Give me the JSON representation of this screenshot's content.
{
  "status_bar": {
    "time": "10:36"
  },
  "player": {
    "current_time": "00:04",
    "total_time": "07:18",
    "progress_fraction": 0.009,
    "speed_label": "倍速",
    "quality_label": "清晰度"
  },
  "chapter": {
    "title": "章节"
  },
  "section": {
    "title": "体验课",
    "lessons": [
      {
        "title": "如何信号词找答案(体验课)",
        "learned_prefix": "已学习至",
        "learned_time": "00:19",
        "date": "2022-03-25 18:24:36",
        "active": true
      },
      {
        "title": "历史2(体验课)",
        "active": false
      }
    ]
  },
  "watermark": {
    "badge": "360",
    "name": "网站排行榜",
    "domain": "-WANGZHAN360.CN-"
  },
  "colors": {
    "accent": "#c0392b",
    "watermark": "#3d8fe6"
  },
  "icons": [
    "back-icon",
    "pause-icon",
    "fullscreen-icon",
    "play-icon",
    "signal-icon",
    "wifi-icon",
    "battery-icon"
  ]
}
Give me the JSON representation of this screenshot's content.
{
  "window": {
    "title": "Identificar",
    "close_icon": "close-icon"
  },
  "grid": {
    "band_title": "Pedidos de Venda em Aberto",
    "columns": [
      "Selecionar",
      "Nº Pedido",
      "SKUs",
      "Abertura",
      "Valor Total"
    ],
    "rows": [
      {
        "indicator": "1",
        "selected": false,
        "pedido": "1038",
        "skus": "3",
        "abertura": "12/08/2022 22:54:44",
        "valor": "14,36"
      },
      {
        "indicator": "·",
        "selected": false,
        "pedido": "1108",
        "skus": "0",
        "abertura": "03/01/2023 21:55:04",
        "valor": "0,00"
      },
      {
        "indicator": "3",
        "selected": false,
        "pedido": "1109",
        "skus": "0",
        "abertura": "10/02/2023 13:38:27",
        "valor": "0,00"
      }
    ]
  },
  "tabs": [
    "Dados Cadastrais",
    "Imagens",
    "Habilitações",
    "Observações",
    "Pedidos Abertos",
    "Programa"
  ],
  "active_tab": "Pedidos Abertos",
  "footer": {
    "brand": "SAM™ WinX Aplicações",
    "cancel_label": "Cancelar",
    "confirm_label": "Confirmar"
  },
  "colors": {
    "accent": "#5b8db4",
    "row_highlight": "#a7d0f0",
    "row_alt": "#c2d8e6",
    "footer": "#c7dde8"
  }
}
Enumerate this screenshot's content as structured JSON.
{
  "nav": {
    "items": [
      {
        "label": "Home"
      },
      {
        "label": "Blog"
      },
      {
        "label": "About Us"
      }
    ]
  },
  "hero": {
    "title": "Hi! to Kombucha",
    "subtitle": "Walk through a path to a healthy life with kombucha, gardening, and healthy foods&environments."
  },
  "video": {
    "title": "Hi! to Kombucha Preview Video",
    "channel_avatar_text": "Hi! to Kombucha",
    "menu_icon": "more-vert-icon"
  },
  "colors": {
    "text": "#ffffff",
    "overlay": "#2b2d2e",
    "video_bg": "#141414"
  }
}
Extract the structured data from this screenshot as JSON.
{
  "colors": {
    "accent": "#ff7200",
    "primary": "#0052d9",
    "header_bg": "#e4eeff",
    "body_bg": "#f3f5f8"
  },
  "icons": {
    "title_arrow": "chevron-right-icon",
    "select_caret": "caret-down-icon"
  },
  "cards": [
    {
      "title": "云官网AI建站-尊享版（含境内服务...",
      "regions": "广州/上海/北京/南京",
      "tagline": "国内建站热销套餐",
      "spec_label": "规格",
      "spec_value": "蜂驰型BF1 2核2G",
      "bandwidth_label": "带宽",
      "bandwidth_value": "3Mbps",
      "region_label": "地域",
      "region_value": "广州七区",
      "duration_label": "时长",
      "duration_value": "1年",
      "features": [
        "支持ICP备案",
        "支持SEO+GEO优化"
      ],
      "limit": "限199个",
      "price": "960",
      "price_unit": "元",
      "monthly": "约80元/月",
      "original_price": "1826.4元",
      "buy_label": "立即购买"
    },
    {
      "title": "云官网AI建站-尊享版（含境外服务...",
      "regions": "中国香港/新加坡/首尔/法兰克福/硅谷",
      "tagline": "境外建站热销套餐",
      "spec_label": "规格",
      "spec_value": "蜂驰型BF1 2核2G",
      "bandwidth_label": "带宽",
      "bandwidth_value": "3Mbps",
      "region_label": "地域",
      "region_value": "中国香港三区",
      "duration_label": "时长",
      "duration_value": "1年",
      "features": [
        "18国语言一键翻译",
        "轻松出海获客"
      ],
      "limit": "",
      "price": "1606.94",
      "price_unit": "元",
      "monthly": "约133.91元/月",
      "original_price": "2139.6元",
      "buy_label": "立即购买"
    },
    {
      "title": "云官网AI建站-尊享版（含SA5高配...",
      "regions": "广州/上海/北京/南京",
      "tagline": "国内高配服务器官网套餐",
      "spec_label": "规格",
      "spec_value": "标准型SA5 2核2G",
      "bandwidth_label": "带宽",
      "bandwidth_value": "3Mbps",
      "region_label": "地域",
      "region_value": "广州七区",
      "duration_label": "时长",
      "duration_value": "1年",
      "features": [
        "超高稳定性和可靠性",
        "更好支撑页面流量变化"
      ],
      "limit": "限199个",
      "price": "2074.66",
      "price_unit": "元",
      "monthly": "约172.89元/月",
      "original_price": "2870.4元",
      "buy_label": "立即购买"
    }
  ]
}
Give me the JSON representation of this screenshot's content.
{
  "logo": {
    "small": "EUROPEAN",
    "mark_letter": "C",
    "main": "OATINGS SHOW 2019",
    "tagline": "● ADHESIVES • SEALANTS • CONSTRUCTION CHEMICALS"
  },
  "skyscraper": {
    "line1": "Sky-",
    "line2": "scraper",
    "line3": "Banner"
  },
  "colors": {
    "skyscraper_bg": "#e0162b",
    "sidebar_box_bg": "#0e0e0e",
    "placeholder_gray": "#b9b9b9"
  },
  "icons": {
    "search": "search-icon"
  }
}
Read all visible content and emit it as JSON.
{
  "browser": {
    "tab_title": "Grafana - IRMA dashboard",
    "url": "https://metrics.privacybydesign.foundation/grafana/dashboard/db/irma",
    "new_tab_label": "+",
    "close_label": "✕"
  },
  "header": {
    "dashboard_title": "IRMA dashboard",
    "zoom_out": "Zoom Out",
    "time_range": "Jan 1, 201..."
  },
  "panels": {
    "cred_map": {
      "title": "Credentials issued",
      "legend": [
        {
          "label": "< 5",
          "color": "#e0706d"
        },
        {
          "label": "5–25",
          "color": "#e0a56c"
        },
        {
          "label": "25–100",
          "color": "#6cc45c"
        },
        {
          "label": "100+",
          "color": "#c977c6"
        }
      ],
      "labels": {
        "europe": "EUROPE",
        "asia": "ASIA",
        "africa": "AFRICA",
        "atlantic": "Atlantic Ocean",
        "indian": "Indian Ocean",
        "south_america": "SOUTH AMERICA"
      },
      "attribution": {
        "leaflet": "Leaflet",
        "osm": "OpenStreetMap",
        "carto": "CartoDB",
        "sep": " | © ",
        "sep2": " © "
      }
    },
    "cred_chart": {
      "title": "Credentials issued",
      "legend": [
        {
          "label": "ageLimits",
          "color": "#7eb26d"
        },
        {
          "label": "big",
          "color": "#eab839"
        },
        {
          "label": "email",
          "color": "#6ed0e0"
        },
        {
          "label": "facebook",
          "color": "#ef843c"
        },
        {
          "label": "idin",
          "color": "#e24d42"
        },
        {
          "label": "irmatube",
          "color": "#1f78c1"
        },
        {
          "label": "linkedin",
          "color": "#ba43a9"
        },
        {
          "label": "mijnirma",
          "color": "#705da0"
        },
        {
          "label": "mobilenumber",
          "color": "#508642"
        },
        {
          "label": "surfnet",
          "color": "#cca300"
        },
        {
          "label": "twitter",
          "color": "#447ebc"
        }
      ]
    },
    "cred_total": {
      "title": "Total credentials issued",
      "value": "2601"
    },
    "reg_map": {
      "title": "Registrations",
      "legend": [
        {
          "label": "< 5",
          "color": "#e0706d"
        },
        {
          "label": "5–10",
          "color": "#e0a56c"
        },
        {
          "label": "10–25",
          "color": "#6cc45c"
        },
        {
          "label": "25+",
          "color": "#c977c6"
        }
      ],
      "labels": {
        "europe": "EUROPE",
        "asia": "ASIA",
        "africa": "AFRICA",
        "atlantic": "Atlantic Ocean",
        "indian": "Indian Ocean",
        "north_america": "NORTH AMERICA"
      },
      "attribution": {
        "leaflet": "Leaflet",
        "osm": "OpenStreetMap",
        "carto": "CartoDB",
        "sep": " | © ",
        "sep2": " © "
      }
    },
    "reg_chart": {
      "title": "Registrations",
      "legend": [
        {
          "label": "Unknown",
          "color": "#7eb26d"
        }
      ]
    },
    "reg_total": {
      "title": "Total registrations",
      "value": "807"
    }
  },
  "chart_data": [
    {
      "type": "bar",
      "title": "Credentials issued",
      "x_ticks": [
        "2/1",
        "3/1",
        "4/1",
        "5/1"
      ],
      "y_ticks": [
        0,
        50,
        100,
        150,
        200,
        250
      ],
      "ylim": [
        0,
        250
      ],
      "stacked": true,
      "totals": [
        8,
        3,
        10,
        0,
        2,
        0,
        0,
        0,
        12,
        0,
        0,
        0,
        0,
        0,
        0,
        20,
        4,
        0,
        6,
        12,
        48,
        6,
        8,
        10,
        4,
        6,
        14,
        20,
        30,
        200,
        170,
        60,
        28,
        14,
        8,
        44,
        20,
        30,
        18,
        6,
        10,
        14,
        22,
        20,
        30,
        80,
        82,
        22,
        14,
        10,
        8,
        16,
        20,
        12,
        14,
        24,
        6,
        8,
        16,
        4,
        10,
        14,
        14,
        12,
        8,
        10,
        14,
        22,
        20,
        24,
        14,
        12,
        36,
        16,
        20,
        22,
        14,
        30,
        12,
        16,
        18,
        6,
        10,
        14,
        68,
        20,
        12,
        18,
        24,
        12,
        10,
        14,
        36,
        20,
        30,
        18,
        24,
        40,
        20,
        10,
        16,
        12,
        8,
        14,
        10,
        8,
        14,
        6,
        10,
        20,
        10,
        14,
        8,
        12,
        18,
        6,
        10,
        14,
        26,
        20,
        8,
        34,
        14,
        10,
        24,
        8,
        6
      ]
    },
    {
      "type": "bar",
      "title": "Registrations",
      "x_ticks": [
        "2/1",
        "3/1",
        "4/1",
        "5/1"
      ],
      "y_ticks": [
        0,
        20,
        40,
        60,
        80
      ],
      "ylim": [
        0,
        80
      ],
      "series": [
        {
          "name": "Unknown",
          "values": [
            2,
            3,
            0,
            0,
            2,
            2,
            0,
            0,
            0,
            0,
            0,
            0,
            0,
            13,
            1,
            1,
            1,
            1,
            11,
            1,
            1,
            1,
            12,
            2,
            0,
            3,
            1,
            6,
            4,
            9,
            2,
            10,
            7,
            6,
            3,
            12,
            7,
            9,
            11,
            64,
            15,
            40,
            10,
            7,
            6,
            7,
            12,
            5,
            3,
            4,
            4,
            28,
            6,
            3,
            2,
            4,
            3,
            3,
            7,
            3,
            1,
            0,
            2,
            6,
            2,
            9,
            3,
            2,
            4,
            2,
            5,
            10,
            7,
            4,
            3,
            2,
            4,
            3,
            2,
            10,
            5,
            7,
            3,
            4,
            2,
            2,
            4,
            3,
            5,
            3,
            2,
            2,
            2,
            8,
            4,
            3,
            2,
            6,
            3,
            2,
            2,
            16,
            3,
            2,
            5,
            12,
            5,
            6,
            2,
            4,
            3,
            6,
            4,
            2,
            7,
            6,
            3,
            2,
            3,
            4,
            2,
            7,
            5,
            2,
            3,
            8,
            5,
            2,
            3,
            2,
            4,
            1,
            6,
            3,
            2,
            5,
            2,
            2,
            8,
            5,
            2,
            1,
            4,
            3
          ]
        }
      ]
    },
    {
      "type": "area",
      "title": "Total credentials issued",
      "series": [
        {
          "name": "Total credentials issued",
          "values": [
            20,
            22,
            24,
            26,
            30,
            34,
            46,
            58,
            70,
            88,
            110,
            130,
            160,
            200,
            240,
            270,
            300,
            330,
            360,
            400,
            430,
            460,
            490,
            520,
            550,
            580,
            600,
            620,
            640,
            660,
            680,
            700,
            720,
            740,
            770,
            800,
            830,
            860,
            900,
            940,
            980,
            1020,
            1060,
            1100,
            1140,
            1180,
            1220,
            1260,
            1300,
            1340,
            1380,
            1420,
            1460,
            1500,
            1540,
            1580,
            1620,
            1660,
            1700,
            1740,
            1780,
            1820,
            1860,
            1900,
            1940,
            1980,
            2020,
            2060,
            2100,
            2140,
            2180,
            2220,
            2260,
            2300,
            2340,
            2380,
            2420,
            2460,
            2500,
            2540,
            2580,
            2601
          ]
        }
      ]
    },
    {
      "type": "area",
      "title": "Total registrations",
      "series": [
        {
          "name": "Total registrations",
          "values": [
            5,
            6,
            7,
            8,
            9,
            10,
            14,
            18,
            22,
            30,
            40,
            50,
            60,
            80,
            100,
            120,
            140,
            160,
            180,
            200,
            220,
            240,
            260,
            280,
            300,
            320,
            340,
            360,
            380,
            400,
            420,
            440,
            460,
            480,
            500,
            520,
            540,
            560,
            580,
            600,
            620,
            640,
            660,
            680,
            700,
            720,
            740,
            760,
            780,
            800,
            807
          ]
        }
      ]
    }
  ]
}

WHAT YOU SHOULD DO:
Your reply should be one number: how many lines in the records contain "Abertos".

RESPONSE FOR THIS EXERCISE:
2